[Interface dataset entries]
+++++

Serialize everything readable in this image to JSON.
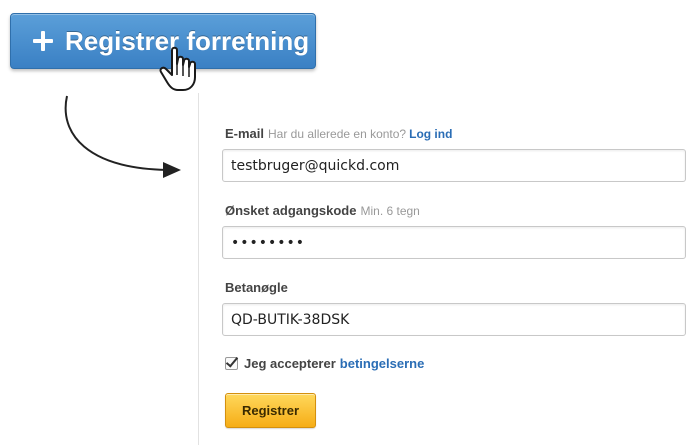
{
  "header": {
    "register_business_label": "Registrer forretning"
  },
  "form": {
    "email": {
      "label": "E-mail",
      "hint": "Har du allerede en konto?",
      "login_link": "Log ind",
      "value": "testbruger@quickd.com"
    },
    "password": {
      "label": "Ønsket adgangskode",
      "hint": "Min. 6 tegn",
      "value": "pass1234"
    },
    "beta_key": {
      "label": "Betanøgle",
      "value": "QD-BUTIK-38DSK"
    },
    "terms": {
      "checked": true,
      "label": "Jeg accepterer",
      "link": "betingelserne"
    },
    "submit_label": "Registrer"
  },
  "colors": {
    "primary_button": "#4a90d3",
    "accent_button": "#f8b82a",
    "link": "#2a6db5"
  },
  "icons": [
    "plus-icon",
    "hand-cursor-icon",
    "curved-arrow-icon",
    "checkbox-icon"
  ]
}
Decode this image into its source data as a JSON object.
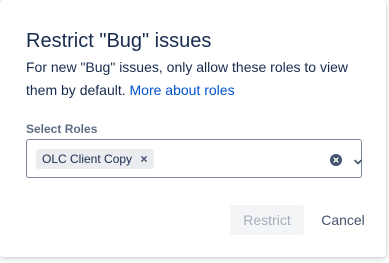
{
  "dialog": {
    "title": "Restrict \"Bug\" issues",
    "description": "For new \"Bug\" issues, only allow these roles to view them by default.",
    "link_label": "More about roles"
  },
  "roles_field": {
    "label": "Select Roles",
    "selected": [
      {
        "label": "OLC Client Copy"
      }
    ]
  },
  "footer": {
    "restrict_label": "Restrict",
    "cancel_label": "Cancel"
  },
  "colors": {
    "text": "#172B4D",
    "link": "#0052CC",
    "label": "#5E6C84",
    "disabled_bg": "#F4F5F7",
    "disabled_text": "#A5ADBA",
    "chip_bg": "#EBECF0"
  }
}
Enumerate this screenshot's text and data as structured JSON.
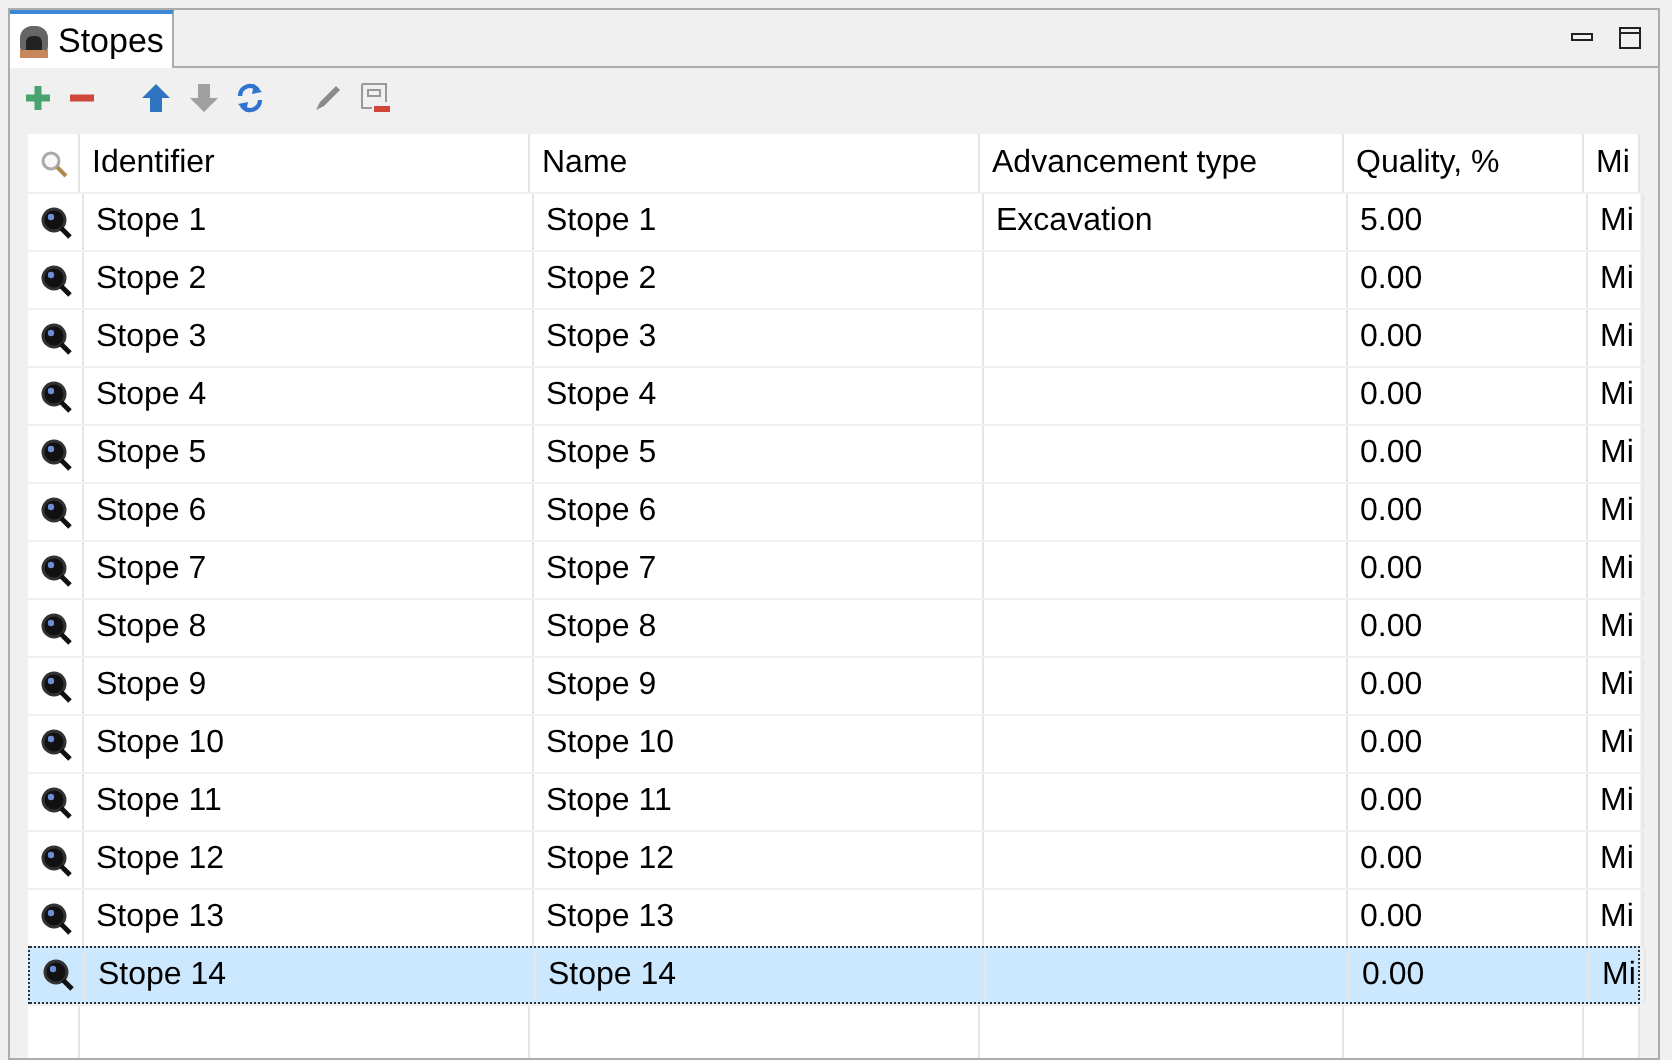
{
  "tab": {
    "title": "Stopes"
  },
  "table": {
    "columns": [
      "Identifier",
      "Name",
      "Advancement type",
      "Quality, %",
      "Mi"
    ],
    "rows": [
      {
        "cells": [
          "Stope 1",
          "Stope 1",
          "Excavation",
          "5.00",
          "Mi"
        ],
        "selected": false
      },
      {
        "cells": [
          "Stope 2",
          "Stope 2",
          "",
          "0.00",
          "Mi"
        ],
        "selected": false
      },
      {
        "cells": [
          "Stope 3",
          "Stope 3",
          "",
          "0.00",
          "Mi"
        ],
        "selected": false
      },
      {
        "cells": [
          "Stope 4",
          "Stope 4",
          "",
          "0.00",
          "Mi"
        ],
        "selected": false
      },
      {
        "cells": [
          "Stope 5",
          "Stope 5",
          "",
          "0.00",
          "Mi"
        ],
        "selected": false
      },
      {
        "cells": [
          "Stope 6",
          "Stope 6",
          "",
          "0.00",
          "Mi"
        ],
        "selected": false
      },
      {
        "cells": [
          "Stope 7",
          "Stope 7",
          "",
          "0.00",
          "Mi"
        ],
        "selected": false
      },
      {
        "cells": [
          "Stope 8",
          "Stope 8",
          "",
          "0.00",
          "Mi"
        ],
        "selected": false
      },
      {
        "cells": [
          "Stope 9",
          "Stope 9",
          "",
          "0.00",
          "Mi"
        ],
        "selected": false
      },
      {
        "cells": [
          "Stope 10",
          "Stope 10",
          "",
          "0.00",
          "Mi"
        ],
        "selected": false
      },
      {
        "cells": [
          "Stope 11",
          "Stope 11",
          "",
          "0.00",
          "Mi"
        ],
        "selected": false
      },
      {
        "cells": [
          "Stope 12",
          "Stope 12",
          "",
          "0.00",
          "Mi"
        ],
        "selected": false
      },
      {
        "cells": [
          "Stope 13",
          "Stope 13",
          "",
          "0.00",
          "Mi"
        ],
        "selected": false
      },
      {
        "cells": [
          "Stope 14",
          "Stope 14",
          "",
          "0.00",
          "Mi"
        ],
        "selected": true
      }
    ]
  }
}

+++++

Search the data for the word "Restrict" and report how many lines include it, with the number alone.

### SOLUTION
2